Taseko fights for New Prosperity, files second judicial review application

Despite having been rejected by the federal government twice, Taseko Mines (TSX:TKO) isn't giving up on its proposed $1.5 billion New Prosperity copper and gold project in British Columbia.

This week Taseko filed a second application for judicial review asking the Federal Court to nullify Environment Minister Leona Aglukkaq's rejection of New Prosperity.

In a statement sent out Wendesday, the company claims that the project was not evaluated "in a fair, open and transparent manner," and that government officials held "inappropriate closed door meetings with opponents of the proposed mine without Taseko’s knowledge or informing the Company of the content of those meetings."

"Taseko maintains it had a legitimate expectation that if any third‐party representations were made to the federal government concerning the project after the Panel Review was complete that Taseko would be afforded an opportunity to make responses to those submissions. The Company was never given that opportunity."

CEO Russ Hallbauer said that going to court is the only "reasonable option" the company has.

Last October a review panel from Natural Resource Canada (NRCan) concluded that Taseko's proposed mine would pose "several significant adverse environmental effects." The panel's assessment was sent to the federal Minister of the Environment to be used in deciding whether or not to approve the plans.

Taseko strongly objected to the panel's findings, claiming that NRCan had made an 'outrageous' error when assessing the project.

According to the company, the panel based its report on a tailings storage facility design that did not correspond with what the miner actually proposes to use.

Shortly after the assessment was released Taseko filed a judicial review application to try and block the scathing report from being used in the federal review process.
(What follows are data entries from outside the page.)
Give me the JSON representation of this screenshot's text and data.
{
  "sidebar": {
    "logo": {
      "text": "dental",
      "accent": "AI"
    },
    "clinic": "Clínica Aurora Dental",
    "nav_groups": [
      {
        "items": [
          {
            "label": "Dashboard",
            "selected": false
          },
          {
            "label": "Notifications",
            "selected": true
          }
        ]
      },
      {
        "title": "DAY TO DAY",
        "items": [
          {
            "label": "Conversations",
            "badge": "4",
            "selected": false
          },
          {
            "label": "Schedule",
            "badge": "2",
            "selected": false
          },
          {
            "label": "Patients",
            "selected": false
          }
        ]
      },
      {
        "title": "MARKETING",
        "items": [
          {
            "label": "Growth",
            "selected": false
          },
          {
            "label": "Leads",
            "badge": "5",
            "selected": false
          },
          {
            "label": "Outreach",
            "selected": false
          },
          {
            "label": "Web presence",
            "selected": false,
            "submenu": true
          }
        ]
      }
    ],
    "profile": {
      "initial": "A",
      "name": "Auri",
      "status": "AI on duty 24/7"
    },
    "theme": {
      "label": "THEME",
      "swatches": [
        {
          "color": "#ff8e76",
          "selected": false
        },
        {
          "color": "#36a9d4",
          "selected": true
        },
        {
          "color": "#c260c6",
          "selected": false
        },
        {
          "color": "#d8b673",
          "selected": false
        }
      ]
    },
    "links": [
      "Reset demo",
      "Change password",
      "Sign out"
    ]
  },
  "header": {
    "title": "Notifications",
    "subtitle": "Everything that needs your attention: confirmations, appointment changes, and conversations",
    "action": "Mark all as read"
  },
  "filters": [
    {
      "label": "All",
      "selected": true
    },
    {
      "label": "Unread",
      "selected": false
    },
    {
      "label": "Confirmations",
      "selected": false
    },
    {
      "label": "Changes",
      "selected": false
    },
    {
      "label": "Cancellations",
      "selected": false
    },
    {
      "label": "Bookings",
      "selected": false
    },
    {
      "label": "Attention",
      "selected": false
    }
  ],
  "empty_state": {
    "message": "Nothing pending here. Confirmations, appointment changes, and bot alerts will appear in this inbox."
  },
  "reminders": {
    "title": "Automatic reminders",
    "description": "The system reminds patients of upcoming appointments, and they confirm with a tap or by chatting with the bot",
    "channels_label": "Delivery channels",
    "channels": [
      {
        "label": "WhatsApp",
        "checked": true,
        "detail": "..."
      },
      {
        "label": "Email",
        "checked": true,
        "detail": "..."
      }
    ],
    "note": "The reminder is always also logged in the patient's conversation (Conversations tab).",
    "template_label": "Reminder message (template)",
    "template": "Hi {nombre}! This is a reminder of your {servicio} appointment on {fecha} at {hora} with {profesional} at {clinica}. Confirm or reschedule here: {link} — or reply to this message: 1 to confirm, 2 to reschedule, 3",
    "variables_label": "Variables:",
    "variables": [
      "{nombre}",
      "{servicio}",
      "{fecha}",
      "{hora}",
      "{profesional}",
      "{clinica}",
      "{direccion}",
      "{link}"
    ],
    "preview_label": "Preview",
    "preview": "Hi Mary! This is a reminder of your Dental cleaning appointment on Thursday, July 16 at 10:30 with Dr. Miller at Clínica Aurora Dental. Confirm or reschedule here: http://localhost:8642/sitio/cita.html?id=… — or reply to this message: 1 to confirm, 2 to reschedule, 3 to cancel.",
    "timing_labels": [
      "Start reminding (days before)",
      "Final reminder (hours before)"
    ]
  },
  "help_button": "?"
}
The latest application will address the government's actual decision.